When it was my turn, I opted for the crêpe version of the popular Reine pizza, un repas complet (a full meal,) including gruyère cheese, ham, mushroom and even some olives. It was delicious, with generous (almost too generous) fillings. I realized there were a few seats lined up in front of a small counter inside the tiny restaurant, and returned the following afternoon to warm up with a dessert crêpe and a small glass of piping hot mint tea.
I remembered the small restaurant from previous trips, but had forgotten about it. Some online research later revealed la Droguerie du Marais is a very popular crêpe street stand in Paris, deservedly so it would appear. The efficient and friendly crêpe makers (they rotate throughout the day,) work 10am-7pm daily. Are these the best crêpes in Paris? Probably not. Does it matter? Not a bit. This is the perfect address for busy visitors who want to do as Parisians do while visiting the French capital and the popular Marais neighborhood.
And now [insert drum roll] is a good time to introduce the brand-new French Girl In Seattle YouTube channel It is work in progress, but here is a sample of the short videos you can already find there. You can almost smell the crêpes cooking on the hot plates! Notice the crêpe maker only speaks French. I watched him correct (ever so gently) a visitor who had just ordered “un crêpe” instead of “une crêpe.” With prices ranging from 2 Euros (for the simple, but delicious crêpe au sucre,) to 5.50 Euros (for more sophisticated and filling options,) you can’t beat la Droguerie du Marais for good value: You can eat crêpes and brush up on your French speaking skills at the same time.
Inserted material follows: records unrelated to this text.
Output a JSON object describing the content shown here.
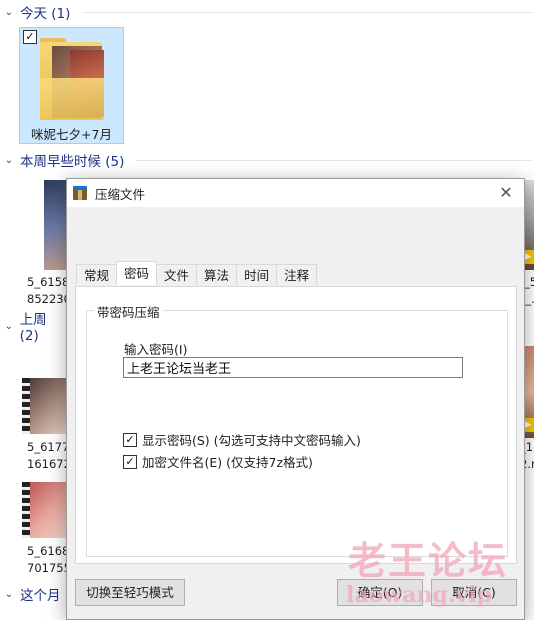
{
  "explorer": {
    "groups": [
      {
        "label": "今天 (1)"
      },
      {
        "label": "本周早些时候 (5)"
      },
      {
        "label": "上周 (2)"
      },
      {
        "label": "这个月"
      }
    ],
    "selected_item": {
      "label": "咪妮七夕+7月"
    },
    "files": [
      {
        "line1": "5_6158",
        "line2": "852230"
      },
      {
        "line1": "5_6177",
        "line2": "161672"
      },
      {
        "line1": "5_6168",
        "line2": "701755"
      }
    ],
    "right_labels": [
      "_5",
      "5_.",
      "2.n",
      "_18",
      "2.n"
    ]
  },
  "dialog": {
    "title": "压缩文件",
    "tabs": [
      "常规",
      "密码",
      "文件",
      "算法",
      "时间",
      "注释"
    ],
    "active_tab": "密码",
    "group_title": "带密码压缩",
    "password_label": "输入密码(I)",
    "password_value": "上老王论坛当老王",
    "show_password": {
      "label": "显示密码(S) (勾选可支持中文密码输入)",
      "checked": true
    },
    "encrypt_names": {
      "label": "加密文件名(E) (仅支持7z格式)",
      "checked": true
    },
    "buttons": {
      "switch_mode": "切换至轻巧模式",
      "ok": "确定(O)",
      "cancel": "取消(C)"
    }
  },
  "watermark": {
    "line1": "老王论坛",
    "line2": "laowang.vip"
  }
}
So whether you are going to celebrate la Chandeleur like the French this week; or if you visit Paris soon and are looking for a tasty and affordable, sur le pouce lunch option, remember les crêpes. You will not regret it.
Further reading to indulge your crêpe cravings:
Article by le Figaro Magazine: Best crêperies in Paris. Ici.
Article about la Chandeleur, a French business based in Seattle, and a crêpe recipe. Ici.
Crêpe recipe by Clotilde Dusoulier, of Chocolate and Zucchini fame. Ici.